Cerebral Palsy (CP) is a group of disorders that affect the development of movement and posture. Current neuroimaging research in CP has focused on the brain during early development, but research is lacking in CP brain structure and functioning during young adulthood. The ARCH Lab recently contributed to a feasibility study titled “Functional connectivity and quality of life in young adults with cerebral palsy: a feasibility study” to assess whether it would be possible to obtain good quality brain scans among young adults with CP without using sedation. A secondary aim was to identify any patterns associated with quality of life.

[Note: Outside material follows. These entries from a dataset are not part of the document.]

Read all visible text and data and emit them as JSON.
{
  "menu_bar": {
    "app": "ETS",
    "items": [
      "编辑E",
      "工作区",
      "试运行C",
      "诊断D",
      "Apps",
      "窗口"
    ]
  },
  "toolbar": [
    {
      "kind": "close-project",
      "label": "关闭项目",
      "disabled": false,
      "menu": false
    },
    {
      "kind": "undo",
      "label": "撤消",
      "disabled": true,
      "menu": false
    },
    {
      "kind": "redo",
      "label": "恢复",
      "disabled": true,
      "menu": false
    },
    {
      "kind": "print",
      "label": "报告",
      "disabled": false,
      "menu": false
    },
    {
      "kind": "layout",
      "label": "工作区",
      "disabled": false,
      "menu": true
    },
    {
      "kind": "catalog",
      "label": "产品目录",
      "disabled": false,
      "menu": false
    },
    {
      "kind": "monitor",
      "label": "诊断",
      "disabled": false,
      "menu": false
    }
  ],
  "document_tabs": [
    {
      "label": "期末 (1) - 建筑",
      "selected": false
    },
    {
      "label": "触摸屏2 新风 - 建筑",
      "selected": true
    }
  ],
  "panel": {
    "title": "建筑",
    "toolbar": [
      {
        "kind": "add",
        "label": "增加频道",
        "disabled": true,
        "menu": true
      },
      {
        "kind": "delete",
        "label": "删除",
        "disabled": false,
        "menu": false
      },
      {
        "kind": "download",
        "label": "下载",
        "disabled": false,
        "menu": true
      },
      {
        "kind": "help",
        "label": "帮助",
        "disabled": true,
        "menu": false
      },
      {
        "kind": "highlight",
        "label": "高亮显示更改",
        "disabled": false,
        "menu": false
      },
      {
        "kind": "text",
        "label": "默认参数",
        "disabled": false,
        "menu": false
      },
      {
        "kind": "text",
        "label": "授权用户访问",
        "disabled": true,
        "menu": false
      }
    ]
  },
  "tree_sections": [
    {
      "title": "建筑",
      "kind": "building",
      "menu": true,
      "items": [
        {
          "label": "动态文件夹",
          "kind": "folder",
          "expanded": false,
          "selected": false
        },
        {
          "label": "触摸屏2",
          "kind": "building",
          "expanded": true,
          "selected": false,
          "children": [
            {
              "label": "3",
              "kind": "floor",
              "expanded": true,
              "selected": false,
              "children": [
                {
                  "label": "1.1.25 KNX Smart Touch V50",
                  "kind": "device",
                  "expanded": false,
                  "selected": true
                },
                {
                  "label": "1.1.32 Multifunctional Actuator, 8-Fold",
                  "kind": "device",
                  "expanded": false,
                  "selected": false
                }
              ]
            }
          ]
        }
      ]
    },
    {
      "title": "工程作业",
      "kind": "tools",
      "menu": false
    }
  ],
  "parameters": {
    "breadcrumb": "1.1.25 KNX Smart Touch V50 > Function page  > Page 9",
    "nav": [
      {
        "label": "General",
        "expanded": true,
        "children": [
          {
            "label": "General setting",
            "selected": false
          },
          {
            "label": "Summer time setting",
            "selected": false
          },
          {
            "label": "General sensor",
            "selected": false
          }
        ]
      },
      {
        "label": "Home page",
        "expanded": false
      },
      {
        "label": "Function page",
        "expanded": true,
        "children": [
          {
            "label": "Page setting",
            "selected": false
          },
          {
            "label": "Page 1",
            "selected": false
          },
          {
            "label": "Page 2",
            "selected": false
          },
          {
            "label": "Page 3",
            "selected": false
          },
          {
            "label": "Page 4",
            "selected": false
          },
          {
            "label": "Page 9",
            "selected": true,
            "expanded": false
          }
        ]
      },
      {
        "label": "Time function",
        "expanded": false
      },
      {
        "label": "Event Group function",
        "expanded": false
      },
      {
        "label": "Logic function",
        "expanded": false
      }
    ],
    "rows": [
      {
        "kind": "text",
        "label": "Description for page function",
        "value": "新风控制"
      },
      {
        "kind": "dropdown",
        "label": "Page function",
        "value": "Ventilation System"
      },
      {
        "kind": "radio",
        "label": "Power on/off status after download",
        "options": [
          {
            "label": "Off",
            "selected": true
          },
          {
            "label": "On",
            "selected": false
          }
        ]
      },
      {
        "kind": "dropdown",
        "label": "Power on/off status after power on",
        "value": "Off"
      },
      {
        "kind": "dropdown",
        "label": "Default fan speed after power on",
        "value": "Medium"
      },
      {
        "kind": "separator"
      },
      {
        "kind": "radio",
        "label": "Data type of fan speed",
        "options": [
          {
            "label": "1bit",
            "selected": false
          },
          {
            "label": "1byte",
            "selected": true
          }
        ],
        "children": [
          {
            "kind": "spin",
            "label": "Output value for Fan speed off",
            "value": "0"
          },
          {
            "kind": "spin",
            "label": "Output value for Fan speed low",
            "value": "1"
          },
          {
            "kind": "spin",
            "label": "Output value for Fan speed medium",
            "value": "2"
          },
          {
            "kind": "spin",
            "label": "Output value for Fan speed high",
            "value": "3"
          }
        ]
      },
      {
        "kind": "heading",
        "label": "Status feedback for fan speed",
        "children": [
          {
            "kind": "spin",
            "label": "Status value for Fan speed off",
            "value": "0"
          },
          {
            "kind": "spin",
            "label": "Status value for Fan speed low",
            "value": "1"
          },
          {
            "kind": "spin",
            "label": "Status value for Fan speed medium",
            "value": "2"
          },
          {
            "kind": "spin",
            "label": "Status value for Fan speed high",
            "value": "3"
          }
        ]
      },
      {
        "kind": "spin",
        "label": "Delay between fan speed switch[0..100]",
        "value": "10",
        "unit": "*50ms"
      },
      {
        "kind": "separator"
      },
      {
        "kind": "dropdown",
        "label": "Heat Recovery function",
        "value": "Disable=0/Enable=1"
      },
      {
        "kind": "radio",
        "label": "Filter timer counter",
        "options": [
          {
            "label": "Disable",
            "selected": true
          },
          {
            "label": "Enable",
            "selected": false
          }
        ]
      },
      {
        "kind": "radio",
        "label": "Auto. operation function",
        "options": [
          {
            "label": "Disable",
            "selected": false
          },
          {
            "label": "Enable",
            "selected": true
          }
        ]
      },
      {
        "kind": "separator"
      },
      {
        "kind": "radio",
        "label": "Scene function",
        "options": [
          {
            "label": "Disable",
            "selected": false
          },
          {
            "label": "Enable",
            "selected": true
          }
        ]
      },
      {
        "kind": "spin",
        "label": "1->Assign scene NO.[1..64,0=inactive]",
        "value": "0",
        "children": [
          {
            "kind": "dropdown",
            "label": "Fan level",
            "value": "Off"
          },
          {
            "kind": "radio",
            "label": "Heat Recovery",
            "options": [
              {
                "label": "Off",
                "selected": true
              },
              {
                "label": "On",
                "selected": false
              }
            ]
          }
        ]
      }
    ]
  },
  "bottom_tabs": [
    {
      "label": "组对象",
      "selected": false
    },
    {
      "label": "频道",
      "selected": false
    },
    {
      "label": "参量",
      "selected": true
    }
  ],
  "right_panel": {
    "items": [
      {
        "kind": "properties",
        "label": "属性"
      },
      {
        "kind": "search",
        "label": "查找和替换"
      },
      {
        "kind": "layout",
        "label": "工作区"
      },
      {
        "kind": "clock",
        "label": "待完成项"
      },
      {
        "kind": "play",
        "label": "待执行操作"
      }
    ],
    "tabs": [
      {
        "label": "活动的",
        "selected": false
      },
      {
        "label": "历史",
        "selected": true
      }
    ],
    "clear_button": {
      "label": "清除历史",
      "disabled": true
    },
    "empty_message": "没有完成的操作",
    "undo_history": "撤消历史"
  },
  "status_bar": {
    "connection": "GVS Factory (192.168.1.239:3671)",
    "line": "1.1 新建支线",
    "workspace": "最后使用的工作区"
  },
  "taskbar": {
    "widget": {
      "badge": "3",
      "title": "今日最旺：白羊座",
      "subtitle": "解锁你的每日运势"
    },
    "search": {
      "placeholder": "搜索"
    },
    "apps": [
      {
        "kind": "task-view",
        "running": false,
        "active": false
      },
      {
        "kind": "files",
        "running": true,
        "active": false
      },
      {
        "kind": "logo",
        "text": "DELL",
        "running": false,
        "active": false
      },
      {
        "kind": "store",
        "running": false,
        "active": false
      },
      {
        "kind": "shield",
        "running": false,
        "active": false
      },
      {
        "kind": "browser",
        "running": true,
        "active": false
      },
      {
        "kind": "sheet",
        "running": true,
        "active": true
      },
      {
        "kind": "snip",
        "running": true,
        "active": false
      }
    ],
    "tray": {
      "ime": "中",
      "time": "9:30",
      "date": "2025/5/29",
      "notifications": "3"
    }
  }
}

Resting state functional images were collected from nine young people with CP (18-29 years). Good quality scans were obtained without the use of sedation from this group of individuals who demonstrated a range of gross motor ability. Further, results indicated that higher well-being scores were associated with higher levels of functional connectivity between the Medial Pre-Frontal Cortex and the right Lateral Parietal regions, which are implicated in prosocial and emotion regulations skills.

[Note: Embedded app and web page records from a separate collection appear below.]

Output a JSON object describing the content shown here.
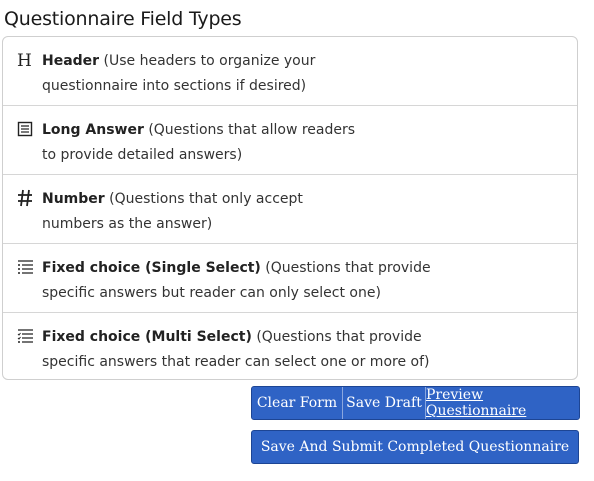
{
  "title": "Questionnaire Field Types",
  "field_types": [
    {
      "icon": "header-h-icon",
      "label": "Header",
      "description": "(Use headers to organize your",
      "description_line2": "questionnaire into sections if desired)"
    },
    {
      "icon": "long-answer-icon",
      "label": "Long Answer",
      "description": "(Questions that allow readers",
      "description_line2": "to provide detailed answers)"
    },
    {
      "icon": "hash-number-icon",
      "label": "Number",
      "description": "(Questions that only accept",
      "description_line2": "numbers as the answer)"
    },
    {
      "icon": "single-select-list-icon",
      "label": "Fixed choice (Single Select)",
      "description": "(Questions that provide",
      "description_line2": "specific answers but reader can only select one)"
    },
    {
      "icon": "multi-select-list-icon",
      "label": "Fixed choice (Multi Select)",
      "description": "(Questions that provide",
      "description_line2": "specific answers that reader can select one or more of)"
    }
  ],
  "buttons": {
    "clear_form": "Clear Form",
    "save_draft": "Save Draft",
    "preview": "Preview Questionnaire",
    "submit": "Save And Submit Completed Questionnaire"
  },
  "colors": {
    "button_bg": "#2f63c5",
    "button_border": "#1d4594",
    "panel_border": "#cfcfcf"
  }
}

The findings of the present study demonstrate the feasibility of studying functional connectivity in young adults with CP. Our results also highlight a neural circuitry that is associated with self-reported quality of life. These findings identify these regions/circuitries as important for future investigation into mental health and wellbeing in CP.